→ Problem to work on
Copy out each line of the data holding "name".

Stored items:

------------------------

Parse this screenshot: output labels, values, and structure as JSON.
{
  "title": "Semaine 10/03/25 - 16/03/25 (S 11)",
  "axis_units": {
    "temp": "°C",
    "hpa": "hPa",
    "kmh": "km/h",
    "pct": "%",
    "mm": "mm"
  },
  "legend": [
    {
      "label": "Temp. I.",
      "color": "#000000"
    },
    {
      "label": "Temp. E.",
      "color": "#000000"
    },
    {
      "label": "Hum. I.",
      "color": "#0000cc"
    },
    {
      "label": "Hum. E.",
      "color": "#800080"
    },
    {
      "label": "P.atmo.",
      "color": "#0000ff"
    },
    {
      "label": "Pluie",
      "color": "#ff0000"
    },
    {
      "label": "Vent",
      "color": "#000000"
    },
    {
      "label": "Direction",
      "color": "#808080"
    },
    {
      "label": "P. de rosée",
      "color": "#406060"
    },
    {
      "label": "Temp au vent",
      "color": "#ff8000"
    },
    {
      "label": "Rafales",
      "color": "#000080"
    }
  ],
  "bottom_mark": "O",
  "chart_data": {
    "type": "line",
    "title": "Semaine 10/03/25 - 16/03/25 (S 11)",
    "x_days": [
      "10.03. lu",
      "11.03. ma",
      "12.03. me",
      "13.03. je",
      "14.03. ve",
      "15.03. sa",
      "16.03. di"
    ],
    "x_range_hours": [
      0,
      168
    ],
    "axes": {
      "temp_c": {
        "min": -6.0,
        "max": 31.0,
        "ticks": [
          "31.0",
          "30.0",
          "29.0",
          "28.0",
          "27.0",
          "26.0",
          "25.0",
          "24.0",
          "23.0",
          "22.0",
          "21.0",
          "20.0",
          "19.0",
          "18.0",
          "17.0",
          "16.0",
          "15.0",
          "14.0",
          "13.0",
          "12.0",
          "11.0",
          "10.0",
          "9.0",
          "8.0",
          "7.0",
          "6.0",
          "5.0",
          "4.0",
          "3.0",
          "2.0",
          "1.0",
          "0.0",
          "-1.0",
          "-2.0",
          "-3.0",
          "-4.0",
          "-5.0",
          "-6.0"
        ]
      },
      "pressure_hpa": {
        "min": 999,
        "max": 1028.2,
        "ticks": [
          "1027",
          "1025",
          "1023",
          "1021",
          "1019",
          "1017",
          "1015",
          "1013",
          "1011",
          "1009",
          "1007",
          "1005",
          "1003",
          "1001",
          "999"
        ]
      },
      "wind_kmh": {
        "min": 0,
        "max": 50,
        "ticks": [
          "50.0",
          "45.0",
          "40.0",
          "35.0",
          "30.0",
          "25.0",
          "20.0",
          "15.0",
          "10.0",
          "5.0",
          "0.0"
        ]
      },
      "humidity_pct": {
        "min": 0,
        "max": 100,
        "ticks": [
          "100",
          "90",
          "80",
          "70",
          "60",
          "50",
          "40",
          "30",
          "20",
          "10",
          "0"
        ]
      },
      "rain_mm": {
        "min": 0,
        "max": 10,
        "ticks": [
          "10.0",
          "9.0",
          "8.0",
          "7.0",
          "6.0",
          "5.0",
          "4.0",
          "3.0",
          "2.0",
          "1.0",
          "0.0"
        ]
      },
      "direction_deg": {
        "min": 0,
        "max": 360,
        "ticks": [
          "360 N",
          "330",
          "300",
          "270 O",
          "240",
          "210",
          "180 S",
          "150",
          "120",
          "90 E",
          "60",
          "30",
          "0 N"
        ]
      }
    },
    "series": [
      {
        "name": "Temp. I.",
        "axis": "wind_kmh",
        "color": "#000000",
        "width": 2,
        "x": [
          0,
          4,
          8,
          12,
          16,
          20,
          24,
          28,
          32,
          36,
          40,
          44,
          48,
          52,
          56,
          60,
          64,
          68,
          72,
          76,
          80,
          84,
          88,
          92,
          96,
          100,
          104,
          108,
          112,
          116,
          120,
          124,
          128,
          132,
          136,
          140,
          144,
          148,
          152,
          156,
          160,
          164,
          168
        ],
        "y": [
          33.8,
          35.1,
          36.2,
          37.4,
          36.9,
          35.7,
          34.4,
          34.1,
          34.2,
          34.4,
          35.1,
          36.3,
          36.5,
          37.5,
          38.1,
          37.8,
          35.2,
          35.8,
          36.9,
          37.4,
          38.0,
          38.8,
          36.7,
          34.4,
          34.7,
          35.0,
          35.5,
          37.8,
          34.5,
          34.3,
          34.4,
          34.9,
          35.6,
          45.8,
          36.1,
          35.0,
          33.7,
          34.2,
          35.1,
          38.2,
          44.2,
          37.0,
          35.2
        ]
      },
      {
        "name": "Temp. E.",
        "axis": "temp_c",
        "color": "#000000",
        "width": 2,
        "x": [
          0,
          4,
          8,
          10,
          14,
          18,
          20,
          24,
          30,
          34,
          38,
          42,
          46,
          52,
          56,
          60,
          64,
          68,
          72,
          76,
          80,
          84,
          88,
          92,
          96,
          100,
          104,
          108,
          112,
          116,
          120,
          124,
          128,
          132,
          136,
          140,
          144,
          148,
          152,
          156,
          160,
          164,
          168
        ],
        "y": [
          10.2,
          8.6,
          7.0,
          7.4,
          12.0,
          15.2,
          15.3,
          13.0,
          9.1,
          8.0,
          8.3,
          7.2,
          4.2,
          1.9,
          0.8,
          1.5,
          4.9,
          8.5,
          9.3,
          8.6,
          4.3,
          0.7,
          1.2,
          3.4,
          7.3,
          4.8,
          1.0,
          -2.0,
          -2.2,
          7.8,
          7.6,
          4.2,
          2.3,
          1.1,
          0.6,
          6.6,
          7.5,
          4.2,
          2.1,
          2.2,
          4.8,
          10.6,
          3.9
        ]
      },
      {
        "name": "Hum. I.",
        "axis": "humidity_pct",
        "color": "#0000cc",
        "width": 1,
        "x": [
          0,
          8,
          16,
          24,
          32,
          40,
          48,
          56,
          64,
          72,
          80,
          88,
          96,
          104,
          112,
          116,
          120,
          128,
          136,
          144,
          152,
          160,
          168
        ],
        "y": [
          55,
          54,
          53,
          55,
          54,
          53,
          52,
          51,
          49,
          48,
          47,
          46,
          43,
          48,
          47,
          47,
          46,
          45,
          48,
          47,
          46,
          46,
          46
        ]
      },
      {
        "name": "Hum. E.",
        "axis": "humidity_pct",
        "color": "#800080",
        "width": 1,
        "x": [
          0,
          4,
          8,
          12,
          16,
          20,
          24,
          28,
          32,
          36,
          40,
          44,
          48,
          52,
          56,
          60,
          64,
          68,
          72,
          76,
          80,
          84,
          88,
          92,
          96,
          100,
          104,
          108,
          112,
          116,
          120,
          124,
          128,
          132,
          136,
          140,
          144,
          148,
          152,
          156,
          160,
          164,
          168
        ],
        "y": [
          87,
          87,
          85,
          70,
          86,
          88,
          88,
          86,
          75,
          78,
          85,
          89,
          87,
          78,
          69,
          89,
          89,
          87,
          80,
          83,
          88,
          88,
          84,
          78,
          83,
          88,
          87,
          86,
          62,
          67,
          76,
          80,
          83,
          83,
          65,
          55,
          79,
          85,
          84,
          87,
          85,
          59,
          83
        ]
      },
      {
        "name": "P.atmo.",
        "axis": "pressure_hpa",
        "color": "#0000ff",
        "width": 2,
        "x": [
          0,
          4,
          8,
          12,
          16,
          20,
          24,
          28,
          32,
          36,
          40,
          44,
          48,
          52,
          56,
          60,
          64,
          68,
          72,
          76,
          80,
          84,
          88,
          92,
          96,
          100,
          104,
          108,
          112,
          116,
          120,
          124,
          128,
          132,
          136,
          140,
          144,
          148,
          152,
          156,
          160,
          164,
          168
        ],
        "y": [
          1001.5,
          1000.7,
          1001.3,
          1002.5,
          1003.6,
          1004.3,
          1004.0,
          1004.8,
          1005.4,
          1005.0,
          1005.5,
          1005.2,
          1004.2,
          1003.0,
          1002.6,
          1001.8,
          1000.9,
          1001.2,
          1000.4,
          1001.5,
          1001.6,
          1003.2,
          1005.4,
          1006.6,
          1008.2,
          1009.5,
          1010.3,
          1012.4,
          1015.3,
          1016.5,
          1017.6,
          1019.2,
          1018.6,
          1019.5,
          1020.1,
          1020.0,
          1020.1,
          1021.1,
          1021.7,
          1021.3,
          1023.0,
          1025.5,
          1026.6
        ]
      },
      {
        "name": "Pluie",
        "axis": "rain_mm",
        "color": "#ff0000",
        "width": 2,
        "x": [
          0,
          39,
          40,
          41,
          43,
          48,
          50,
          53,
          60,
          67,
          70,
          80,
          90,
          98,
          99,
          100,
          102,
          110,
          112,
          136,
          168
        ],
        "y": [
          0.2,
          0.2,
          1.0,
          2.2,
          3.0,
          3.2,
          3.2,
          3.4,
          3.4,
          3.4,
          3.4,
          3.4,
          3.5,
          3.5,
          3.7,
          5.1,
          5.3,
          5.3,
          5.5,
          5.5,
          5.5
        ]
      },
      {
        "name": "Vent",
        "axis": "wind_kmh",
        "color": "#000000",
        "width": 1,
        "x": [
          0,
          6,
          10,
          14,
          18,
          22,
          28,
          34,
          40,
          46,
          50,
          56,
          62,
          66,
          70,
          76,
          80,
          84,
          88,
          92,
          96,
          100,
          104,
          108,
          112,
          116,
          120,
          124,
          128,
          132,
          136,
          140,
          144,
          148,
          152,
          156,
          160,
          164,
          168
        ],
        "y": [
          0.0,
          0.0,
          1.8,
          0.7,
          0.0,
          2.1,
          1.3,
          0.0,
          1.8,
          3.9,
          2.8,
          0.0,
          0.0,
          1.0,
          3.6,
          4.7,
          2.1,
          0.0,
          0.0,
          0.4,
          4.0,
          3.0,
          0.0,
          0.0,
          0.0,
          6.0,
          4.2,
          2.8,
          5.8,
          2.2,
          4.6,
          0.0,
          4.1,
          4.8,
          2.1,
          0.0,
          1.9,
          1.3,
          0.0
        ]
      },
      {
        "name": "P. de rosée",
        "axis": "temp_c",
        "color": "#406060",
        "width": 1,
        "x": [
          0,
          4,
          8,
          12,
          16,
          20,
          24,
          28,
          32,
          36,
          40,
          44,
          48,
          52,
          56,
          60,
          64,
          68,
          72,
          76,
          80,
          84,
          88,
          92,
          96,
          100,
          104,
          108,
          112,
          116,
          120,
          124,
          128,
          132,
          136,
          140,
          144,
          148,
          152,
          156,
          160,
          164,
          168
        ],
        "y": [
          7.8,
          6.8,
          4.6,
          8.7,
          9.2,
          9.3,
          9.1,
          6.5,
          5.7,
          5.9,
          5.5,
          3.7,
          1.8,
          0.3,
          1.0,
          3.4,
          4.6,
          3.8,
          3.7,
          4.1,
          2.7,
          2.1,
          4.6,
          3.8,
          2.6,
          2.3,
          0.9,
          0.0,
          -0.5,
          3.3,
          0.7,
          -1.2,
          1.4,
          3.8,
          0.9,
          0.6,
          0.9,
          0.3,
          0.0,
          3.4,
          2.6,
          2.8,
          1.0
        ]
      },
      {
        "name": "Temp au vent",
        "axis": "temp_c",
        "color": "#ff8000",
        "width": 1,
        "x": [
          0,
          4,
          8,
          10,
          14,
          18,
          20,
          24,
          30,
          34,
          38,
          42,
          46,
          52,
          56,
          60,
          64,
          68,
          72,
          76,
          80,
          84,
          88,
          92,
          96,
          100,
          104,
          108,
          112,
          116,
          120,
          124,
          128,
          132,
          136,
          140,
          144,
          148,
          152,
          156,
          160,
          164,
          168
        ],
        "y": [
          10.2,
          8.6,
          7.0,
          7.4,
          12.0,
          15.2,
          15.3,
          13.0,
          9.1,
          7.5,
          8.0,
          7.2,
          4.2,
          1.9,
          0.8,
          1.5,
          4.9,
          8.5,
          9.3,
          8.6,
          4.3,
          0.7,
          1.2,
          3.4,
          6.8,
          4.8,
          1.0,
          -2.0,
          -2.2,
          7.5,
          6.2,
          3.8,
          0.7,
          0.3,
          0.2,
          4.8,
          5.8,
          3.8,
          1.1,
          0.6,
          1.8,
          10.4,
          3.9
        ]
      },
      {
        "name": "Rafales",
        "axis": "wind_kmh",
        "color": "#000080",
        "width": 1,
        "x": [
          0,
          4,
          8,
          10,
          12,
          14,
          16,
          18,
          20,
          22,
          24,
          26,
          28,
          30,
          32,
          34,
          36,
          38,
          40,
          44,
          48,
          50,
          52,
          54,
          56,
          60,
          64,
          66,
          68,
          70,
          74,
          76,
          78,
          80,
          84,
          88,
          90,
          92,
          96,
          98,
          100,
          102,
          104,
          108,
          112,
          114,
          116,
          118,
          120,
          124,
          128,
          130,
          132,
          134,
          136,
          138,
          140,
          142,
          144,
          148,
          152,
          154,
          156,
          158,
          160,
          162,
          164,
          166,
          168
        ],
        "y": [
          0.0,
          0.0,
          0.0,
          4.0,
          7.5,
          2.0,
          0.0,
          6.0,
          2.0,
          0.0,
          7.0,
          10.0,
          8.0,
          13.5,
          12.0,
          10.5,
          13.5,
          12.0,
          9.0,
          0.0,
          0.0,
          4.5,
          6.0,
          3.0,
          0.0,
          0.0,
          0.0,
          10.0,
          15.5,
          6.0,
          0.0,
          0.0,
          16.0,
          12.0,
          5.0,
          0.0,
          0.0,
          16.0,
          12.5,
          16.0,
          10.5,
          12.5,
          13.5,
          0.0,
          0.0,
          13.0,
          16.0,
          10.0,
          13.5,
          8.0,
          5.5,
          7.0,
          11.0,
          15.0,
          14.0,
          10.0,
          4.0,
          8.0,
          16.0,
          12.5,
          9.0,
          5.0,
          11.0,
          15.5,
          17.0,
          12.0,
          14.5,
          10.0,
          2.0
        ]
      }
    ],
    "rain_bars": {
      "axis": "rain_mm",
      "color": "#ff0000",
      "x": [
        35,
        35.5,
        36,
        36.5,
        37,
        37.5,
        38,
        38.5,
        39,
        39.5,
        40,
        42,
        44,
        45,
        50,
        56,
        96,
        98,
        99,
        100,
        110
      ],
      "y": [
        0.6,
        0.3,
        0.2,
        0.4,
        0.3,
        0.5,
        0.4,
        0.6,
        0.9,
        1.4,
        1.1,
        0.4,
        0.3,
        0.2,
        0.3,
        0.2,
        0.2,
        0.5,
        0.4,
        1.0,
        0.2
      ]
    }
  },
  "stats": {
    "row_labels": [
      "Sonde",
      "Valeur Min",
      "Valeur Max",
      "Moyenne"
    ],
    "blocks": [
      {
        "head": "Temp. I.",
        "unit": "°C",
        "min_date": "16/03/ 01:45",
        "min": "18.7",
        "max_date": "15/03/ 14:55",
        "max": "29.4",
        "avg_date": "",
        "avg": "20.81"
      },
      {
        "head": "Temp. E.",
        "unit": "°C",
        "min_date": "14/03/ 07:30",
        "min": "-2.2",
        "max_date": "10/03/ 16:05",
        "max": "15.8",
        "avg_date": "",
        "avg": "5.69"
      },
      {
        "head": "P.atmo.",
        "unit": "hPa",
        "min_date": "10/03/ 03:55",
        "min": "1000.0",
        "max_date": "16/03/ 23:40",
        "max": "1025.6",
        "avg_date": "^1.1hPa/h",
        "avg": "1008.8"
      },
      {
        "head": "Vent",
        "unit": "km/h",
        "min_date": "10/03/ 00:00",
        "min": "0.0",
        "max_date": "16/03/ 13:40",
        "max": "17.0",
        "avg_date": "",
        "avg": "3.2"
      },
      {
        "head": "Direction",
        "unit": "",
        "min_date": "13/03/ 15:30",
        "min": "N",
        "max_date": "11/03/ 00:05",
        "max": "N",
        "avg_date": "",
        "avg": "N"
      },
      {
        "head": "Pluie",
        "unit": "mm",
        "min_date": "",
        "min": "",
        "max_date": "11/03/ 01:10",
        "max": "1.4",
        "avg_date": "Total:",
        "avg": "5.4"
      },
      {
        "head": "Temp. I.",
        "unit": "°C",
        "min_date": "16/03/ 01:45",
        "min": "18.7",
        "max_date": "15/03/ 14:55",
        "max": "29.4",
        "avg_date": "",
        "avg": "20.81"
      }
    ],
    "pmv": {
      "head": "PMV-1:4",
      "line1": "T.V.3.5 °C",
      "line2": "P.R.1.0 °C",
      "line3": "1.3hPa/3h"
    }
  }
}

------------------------

→ Your solution
        "name": "Temp. I.",
        "name": "Temp. E.",
        "name": "Hum. I.",
        "name": "Hum. E.",
        "name": "P.atmo.",
        "name": "Pluie",
        "name": "Vent",
        "name": "P. de rosée",
        "name": "Temp au vent",
        "name": "Rafales",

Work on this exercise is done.